WHAT THIS TASK INVOLVES: Could you return each entry below exactly as written, minus any pictures?

*** Block opens ***

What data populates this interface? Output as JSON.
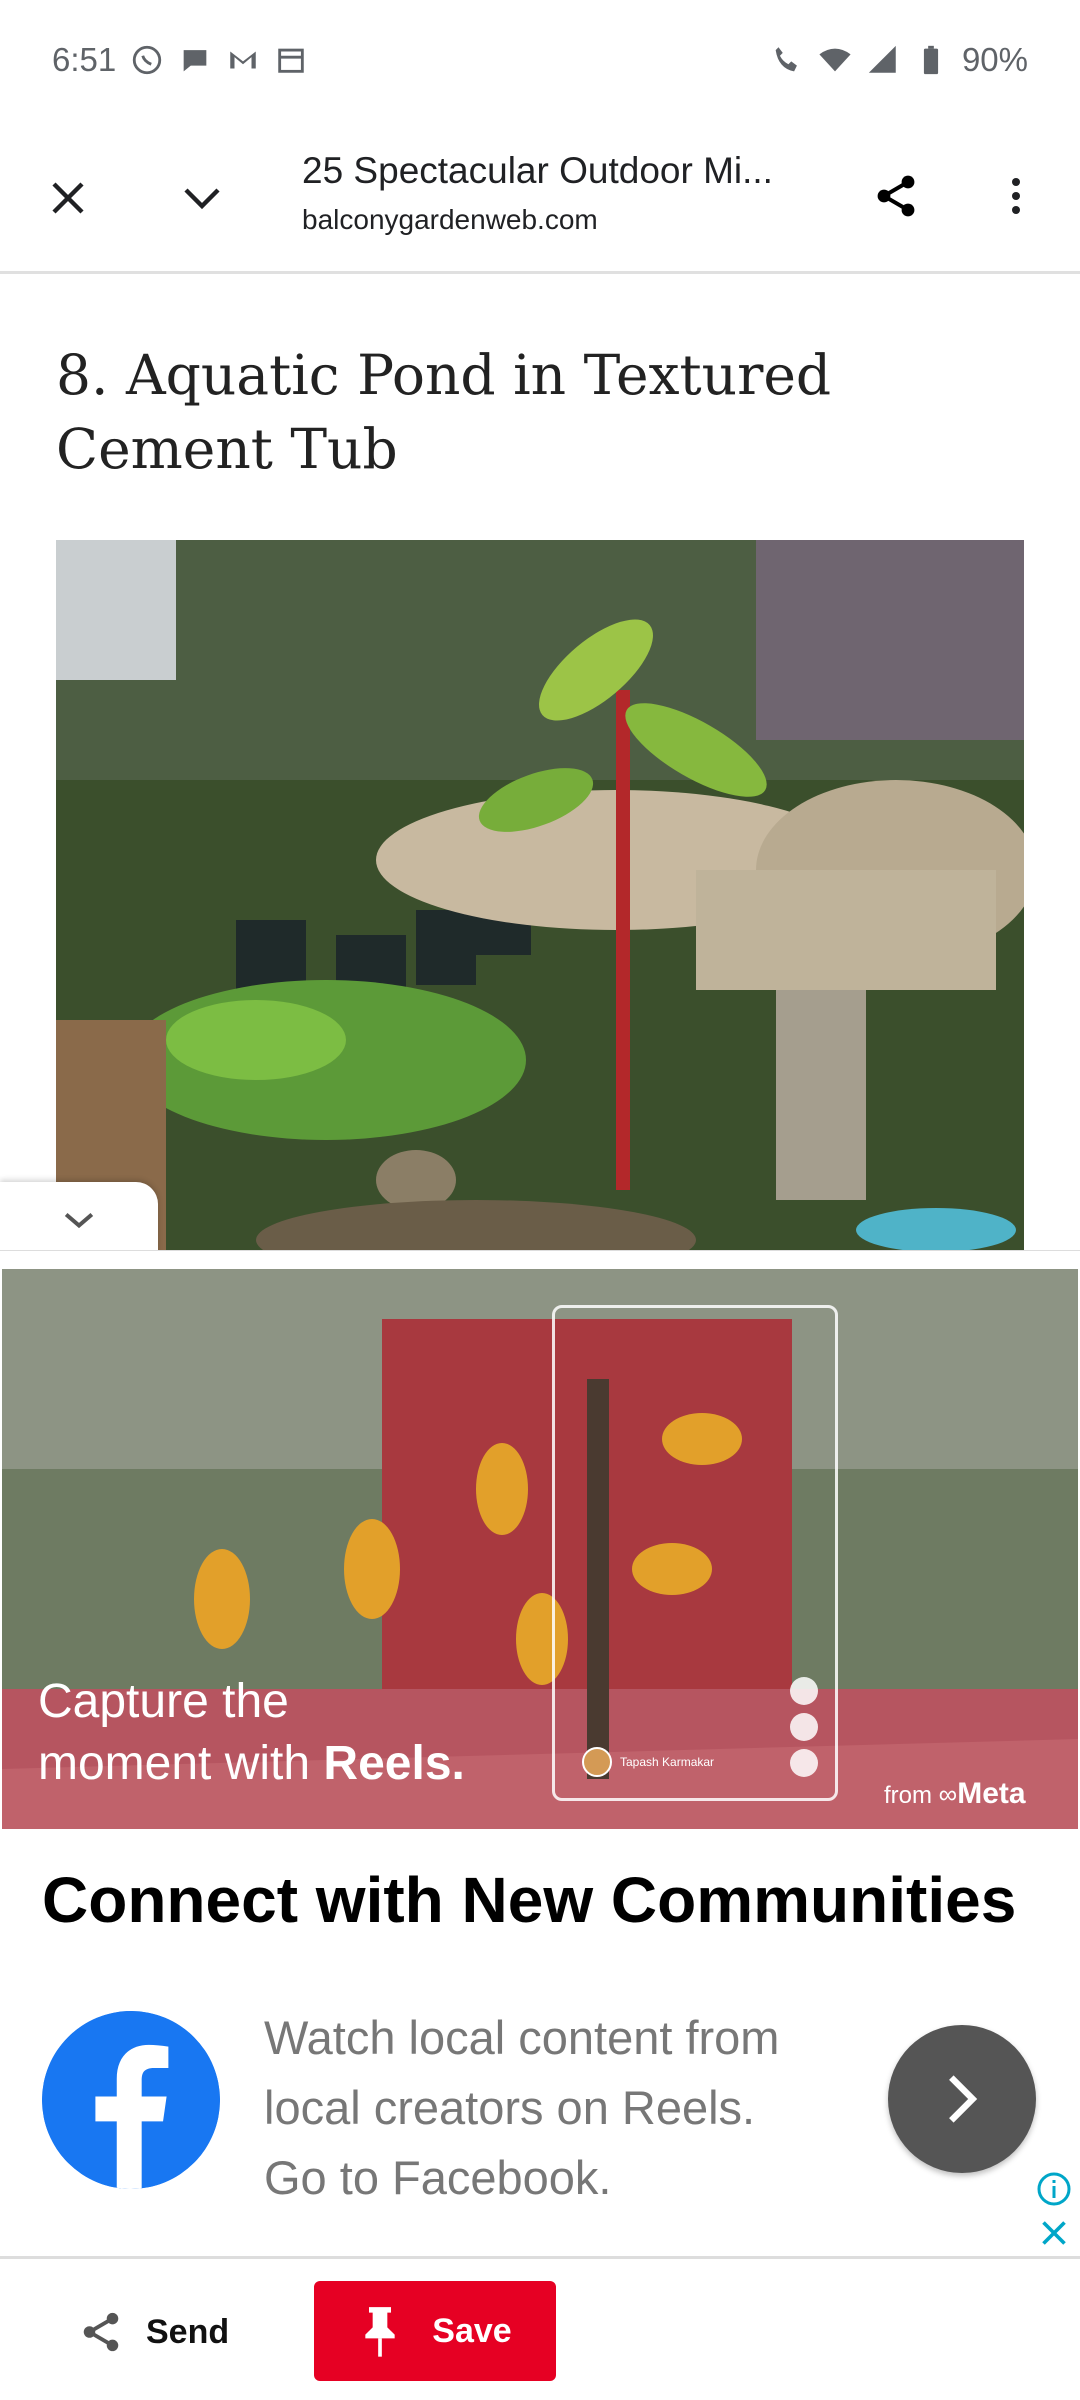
{
  "status_bar": {
    "time": "6:51",
    "battery": "90%",
    "icons": [
      "whatsapp-icon",
      "chat-icon",
      "gmail-icon",
      "calendar-icon",
      "wifi-calling-icon",
      "wifi-icon",
      "signal-icon",
      "battery-icon"
    ]
  },
  "browser_toolbar": {
    "title": "25 Spectacular Outdoor Mi...",
    "domain": "balconygardenweb.com",
    "icons": [
      "close-icon",
      "chevron-down-icon",
      "share-icon",
      "more-vertical-icon"
    ]
  },
  "article": {
    "heading": "8. Aquatic Pond in Textured Cement Tub"
  },
  "ad": {
    "creative": {
      "tagline_line1": "Capture the",
      "tagline_line2_prefix": "moment with ",
      "tagline_line2_bold": "Reels.",
      "reel_username": "Tapash Karmakar",
      "meta_prefix": "from ",
      "meta_brand": "Meta"
    },
    "headline": "Connect with New Communities",
    "body_line1": "Watch local content from",
    "body_line2": "local creators on Reels.",
    "body_line3": "Go to Facebook.",
    "colors": {
      "facebook_blue": "#1877f2",
      "cta_gray": "#555555",
      "adchoices_teal": "#00a6c8"
    }
  },
  "bottom_bar": {
    "send_label": "Send",
    "save_label": "Save",
    "colors": {
      "save_red": "#e60023"
    }
  }
}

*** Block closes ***

RESULT OF THE TASK:
What data populates this interface? Output as JSON.
{
  "status_bar": {
    "time": "6:51",
    "battery": "90%",
    "icons": [
      "whatsapp-icon",
      "chat-icon",
      "gmail-icon",
      "calendar-icon",
      "wifi-calling-icon",
      "wifi-icon",
      "signal-icon",
      "battery-icon"
    ]
  },
  "browser_toolbar": {
    "title": "25 Spectacular Outdoor Mi...",
    "domain": "balconygardenweb.com",
    "icons": [
      "close-icon",
      "chevron-down-icon",
      "share-icon",
      "more-vertical-icon"
    ]
  },
  "article": {
    "heading": "8. Aquatic Pond in Textured Cement Tub"
  },
  "ad": {
    "creative": {
      "tagline_line1": "Capture the",
      "tagline_line2_prefix": "moment with ",
      "tagline_line2_bold": "Reels.",
      "reel_username": "Tapash Karmakar",
      "meta_prefix": "from ",
      "meta_brand": "Meta"
    },
    "headline": "Connect with New Communities",
    "body_line1": "Watch local content from",
    "body_line2": "local creators on Reels.",
    "body_line3": "Go to Facebook.",
    "colors": {
      "facebook_blue": "#1877f2",
      "cta_gray": "#555555",
      "adchoices_teal": "#00a6c8"
    }
  },
  "bottom_bar": {
    "send_label": "Send",
    "save_label": "Save",
    "colors": {
      "save_red": "#e60023"
    }
  }
}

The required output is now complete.